Dataset rows for apps and sites
● ● ●

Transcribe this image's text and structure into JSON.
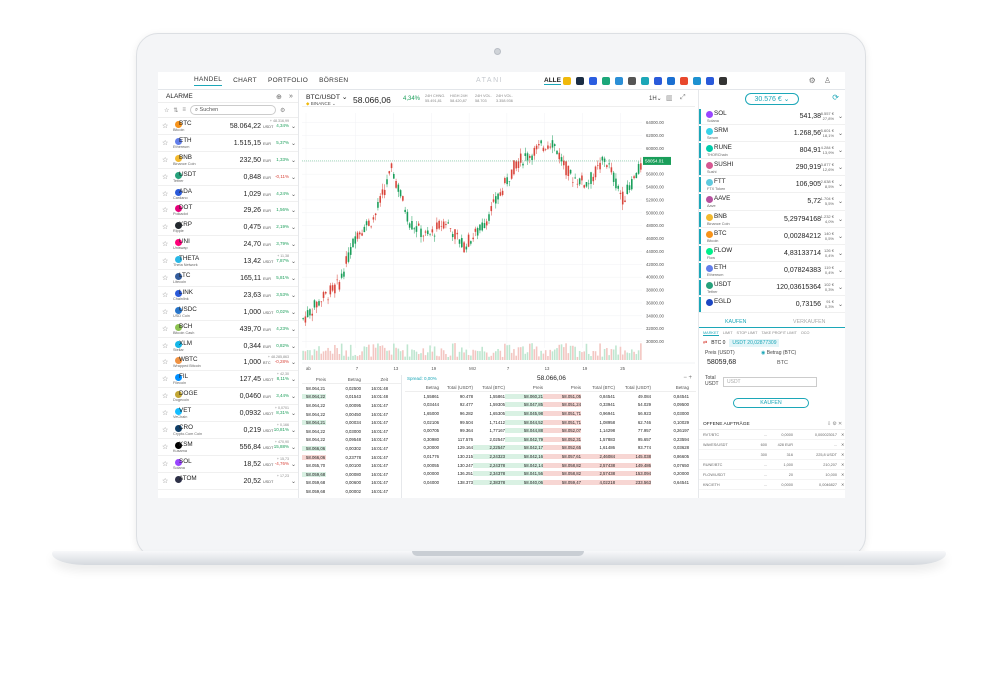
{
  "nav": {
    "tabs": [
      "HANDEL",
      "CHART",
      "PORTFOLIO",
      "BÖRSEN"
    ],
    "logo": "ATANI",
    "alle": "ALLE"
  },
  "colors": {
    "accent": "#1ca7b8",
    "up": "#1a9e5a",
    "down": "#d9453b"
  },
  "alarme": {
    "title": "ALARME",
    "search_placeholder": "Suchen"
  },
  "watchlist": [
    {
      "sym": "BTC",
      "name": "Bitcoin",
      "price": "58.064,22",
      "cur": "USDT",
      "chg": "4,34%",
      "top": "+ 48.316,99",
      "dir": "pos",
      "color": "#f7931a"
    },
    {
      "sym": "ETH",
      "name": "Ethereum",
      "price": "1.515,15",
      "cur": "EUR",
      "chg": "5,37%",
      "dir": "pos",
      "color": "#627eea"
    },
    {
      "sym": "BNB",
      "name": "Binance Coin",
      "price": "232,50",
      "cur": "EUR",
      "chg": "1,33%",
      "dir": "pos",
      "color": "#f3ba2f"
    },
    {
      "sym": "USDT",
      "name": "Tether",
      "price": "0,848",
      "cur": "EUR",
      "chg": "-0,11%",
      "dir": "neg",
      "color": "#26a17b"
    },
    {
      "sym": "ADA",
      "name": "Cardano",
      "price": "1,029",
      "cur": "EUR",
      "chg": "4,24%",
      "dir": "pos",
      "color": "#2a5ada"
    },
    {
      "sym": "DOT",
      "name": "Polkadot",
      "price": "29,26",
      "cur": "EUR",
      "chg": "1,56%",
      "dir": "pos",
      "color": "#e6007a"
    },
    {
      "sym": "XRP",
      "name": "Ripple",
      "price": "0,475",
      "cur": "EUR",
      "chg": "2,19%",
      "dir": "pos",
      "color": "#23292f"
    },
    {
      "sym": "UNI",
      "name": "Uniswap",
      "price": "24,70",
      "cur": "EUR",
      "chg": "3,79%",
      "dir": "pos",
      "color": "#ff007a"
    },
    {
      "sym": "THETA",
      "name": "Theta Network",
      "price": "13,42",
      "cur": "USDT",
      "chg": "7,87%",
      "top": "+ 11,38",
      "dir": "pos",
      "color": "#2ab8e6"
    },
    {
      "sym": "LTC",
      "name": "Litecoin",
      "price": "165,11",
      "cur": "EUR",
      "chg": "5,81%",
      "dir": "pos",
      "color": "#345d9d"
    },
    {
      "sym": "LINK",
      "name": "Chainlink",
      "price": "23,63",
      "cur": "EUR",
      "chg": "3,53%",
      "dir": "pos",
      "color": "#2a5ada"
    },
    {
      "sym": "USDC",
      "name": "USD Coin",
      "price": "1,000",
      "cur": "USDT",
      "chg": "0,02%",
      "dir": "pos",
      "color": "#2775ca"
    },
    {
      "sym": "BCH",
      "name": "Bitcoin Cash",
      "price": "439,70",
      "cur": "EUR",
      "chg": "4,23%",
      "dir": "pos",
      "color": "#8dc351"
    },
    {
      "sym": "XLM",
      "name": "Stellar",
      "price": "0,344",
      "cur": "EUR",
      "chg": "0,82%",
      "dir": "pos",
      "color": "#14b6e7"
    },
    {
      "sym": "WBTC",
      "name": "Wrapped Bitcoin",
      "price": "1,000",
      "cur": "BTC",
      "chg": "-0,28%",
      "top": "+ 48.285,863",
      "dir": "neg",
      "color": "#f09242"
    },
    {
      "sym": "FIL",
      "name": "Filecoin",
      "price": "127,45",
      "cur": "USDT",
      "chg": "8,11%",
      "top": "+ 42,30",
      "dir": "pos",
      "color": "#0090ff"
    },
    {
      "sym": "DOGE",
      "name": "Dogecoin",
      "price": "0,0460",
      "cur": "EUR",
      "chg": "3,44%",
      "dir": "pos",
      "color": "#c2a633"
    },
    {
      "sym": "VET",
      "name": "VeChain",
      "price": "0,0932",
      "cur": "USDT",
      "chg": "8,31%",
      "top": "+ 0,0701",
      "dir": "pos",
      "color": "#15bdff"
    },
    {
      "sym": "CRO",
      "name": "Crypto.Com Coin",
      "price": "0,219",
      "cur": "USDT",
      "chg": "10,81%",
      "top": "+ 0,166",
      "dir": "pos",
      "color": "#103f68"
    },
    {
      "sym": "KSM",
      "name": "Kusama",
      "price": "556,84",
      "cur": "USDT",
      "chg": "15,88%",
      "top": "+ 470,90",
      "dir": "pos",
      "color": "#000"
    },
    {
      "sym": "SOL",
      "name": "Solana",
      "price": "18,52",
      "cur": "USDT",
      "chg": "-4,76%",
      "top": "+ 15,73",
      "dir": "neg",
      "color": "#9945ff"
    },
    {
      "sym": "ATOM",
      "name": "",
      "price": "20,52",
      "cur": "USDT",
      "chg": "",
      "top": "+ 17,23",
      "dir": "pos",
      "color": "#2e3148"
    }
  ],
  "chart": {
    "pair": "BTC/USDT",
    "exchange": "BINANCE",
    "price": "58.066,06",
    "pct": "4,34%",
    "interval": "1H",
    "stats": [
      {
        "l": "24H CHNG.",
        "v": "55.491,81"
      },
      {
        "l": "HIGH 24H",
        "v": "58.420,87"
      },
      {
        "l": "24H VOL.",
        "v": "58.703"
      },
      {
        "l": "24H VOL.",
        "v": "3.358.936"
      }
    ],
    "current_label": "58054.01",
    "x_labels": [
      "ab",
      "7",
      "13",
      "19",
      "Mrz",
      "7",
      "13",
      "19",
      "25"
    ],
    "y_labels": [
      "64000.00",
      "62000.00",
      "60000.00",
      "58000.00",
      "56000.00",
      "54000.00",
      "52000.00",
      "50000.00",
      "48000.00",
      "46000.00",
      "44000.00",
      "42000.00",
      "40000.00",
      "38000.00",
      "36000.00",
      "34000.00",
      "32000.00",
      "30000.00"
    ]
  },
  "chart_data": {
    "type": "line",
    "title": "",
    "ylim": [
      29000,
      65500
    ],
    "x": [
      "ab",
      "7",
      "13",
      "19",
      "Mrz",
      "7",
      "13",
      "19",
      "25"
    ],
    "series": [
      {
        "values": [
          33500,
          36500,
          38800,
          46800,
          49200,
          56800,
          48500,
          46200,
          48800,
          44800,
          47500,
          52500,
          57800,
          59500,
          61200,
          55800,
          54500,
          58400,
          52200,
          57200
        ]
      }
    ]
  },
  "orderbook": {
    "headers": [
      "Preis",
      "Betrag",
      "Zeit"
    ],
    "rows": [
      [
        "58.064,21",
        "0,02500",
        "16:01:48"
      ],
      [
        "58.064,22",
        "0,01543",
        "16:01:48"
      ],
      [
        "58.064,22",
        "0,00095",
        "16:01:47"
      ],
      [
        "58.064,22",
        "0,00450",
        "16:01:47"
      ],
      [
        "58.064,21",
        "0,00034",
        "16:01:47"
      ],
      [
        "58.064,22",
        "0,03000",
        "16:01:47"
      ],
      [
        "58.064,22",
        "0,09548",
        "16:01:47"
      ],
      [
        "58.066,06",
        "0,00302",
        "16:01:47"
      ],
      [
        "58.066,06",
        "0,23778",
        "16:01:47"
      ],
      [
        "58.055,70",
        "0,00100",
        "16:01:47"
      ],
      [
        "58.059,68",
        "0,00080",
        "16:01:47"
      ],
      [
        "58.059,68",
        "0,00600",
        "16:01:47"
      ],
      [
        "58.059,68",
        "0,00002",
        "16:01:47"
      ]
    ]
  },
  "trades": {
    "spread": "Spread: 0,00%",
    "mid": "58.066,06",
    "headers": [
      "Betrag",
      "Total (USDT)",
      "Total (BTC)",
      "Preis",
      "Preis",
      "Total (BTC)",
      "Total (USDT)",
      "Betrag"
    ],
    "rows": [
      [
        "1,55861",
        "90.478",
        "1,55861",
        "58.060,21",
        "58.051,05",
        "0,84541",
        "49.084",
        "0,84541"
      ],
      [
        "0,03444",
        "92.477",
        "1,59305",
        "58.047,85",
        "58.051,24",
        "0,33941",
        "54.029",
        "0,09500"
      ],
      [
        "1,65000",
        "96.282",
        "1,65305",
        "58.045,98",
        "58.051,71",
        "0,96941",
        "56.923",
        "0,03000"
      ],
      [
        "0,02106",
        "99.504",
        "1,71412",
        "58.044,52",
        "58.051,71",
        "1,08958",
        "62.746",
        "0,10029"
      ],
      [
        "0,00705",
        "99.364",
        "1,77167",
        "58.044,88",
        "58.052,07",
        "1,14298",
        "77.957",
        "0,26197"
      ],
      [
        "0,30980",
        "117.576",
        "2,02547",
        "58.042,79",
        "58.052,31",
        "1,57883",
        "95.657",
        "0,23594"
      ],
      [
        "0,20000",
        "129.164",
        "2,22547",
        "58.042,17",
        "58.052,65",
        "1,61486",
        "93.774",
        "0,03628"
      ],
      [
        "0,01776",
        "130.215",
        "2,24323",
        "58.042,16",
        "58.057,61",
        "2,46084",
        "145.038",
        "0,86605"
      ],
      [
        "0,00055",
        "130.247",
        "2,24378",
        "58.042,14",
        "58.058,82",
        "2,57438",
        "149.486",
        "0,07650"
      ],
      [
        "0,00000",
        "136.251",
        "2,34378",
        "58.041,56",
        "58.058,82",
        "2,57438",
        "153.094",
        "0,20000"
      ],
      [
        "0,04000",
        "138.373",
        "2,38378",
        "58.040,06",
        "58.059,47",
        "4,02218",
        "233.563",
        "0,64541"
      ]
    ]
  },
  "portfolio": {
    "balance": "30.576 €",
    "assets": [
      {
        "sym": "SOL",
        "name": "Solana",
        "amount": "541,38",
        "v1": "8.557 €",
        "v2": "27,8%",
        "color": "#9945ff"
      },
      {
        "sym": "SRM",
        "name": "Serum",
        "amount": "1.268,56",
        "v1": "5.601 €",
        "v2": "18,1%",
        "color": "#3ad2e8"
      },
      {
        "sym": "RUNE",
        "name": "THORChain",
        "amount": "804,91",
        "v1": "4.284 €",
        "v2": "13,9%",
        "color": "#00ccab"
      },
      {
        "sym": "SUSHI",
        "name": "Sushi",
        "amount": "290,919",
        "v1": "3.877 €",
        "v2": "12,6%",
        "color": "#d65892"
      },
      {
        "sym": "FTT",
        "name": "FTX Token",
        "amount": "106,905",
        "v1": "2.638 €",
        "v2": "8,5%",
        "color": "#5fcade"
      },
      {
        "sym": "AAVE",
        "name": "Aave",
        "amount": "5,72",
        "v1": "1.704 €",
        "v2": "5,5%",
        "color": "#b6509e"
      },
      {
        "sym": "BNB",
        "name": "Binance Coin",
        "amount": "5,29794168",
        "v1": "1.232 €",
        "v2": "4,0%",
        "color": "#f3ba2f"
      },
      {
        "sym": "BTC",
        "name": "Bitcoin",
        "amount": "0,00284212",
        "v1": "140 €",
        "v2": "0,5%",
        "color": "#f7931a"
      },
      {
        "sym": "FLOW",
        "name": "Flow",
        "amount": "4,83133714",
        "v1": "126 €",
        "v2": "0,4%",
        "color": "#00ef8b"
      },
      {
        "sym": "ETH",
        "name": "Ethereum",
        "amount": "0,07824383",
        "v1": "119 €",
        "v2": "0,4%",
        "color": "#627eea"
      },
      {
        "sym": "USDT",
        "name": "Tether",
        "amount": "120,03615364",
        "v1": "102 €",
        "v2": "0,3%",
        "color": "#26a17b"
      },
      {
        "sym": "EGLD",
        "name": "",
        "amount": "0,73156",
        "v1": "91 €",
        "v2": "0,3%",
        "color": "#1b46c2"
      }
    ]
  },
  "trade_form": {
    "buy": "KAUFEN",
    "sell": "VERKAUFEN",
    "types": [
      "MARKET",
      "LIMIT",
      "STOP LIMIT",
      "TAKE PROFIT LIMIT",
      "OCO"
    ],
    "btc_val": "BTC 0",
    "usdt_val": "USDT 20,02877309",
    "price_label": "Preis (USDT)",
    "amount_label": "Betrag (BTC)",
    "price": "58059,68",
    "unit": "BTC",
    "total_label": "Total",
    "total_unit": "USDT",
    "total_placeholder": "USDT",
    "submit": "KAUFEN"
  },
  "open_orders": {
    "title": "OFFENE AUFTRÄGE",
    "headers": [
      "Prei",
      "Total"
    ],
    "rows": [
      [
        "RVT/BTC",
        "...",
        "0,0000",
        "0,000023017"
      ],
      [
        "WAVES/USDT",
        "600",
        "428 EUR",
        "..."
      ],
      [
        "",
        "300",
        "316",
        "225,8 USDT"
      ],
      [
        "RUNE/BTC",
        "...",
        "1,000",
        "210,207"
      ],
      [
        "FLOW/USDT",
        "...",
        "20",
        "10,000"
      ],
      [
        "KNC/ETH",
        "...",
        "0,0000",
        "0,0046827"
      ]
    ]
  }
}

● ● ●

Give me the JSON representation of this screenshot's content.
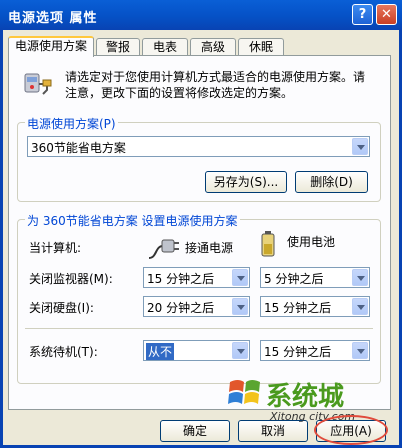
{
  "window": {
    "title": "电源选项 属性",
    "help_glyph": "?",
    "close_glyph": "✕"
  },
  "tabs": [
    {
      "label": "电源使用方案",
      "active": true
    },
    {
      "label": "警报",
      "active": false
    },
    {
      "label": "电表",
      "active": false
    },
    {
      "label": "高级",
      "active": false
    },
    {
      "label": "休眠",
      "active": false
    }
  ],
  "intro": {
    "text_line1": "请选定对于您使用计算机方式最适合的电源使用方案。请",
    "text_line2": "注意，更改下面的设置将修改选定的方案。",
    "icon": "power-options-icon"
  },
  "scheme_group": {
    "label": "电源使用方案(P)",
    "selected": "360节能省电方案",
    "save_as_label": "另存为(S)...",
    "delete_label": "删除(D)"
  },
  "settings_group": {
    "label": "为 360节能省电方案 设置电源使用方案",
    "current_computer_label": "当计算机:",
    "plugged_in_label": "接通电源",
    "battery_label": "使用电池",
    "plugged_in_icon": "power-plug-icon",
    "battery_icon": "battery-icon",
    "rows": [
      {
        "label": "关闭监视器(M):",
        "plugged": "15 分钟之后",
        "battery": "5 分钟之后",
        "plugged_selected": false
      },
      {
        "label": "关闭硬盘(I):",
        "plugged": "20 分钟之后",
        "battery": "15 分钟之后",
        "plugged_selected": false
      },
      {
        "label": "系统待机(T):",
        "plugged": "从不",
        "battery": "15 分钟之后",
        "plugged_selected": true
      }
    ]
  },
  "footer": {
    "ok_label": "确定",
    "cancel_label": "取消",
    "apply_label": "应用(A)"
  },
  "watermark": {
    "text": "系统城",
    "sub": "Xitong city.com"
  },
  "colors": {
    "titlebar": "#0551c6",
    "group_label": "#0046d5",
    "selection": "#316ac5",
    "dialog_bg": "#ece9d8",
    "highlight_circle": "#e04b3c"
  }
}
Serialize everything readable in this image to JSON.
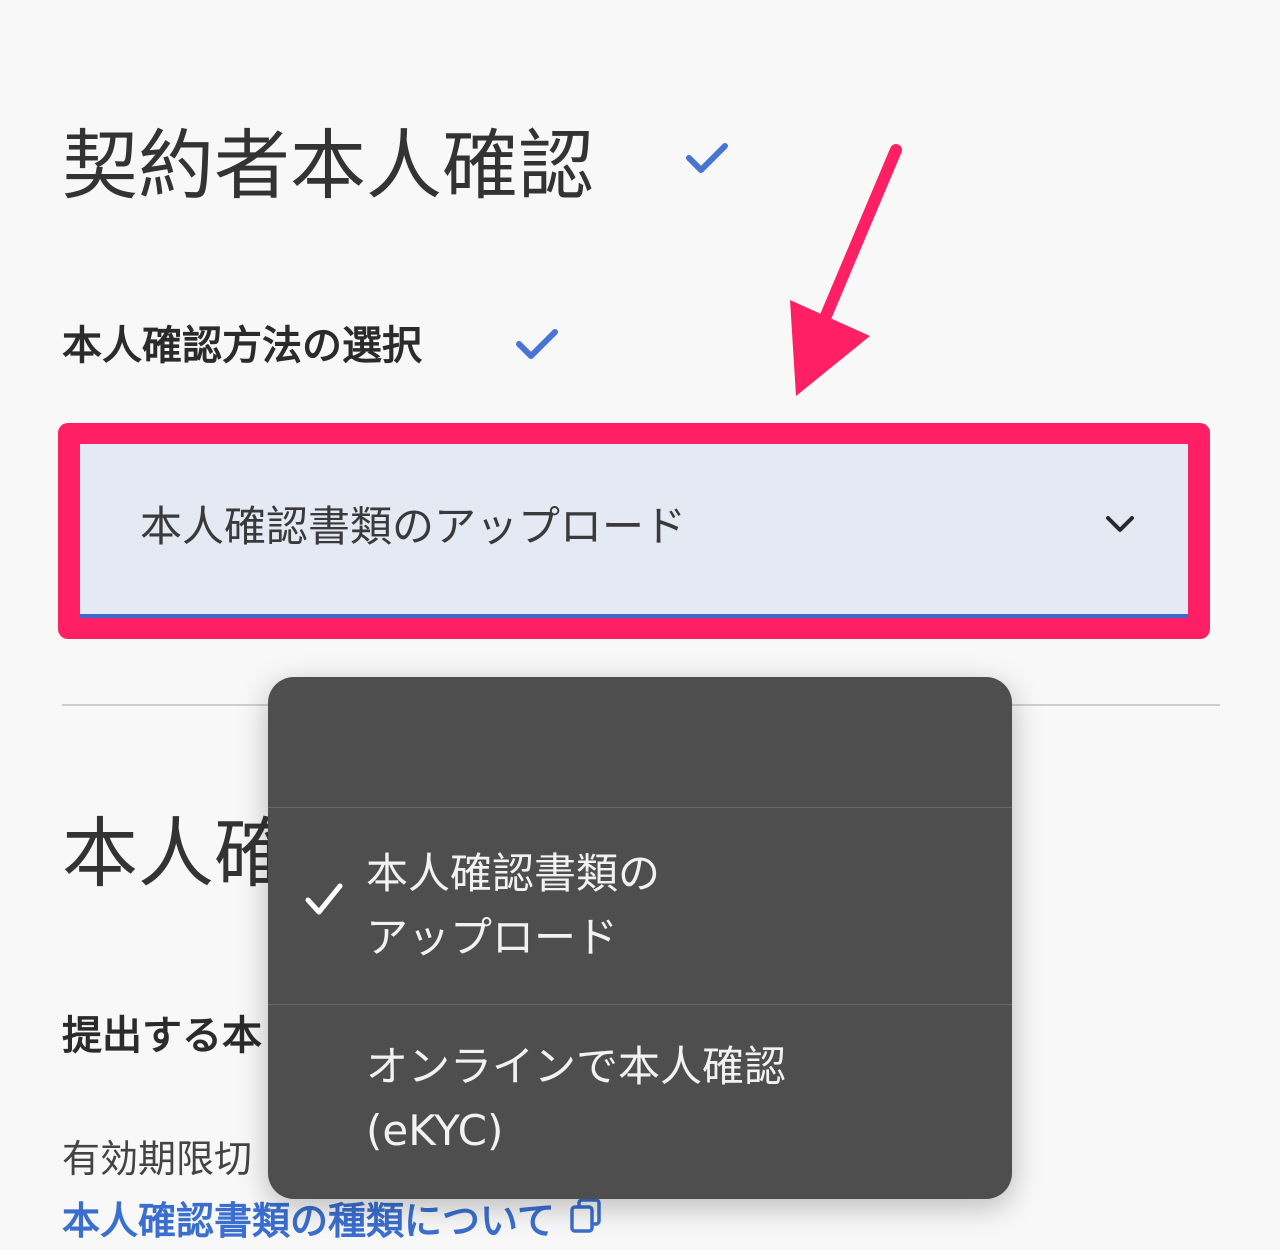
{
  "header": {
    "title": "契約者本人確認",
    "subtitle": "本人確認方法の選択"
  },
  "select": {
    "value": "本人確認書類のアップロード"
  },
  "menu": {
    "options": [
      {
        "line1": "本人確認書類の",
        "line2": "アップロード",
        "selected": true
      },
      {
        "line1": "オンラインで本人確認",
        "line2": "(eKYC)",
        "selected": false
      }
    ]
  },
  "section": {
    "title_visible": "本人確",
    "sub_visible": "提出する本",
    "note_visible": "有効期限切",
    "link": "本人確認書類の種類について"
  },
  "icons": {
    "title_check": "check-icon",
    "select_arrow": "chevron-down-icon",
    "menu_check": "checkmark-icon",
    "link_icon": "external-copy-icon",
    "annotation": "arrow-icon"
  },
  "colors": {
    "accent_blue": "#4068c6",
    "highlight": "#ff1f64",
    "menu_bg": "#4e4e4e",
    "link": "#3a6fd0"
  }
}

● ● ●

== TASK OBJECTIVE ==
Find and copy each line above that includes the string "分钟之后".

== EXERCISE SOLUTION ==
        "plugged": "15 分钟之后",
        "battery": "5 分钟之后",
        "plugged": "20 分钟之后",
        "battery": "15 分钟之后",
        "battery": "15 分钟之后",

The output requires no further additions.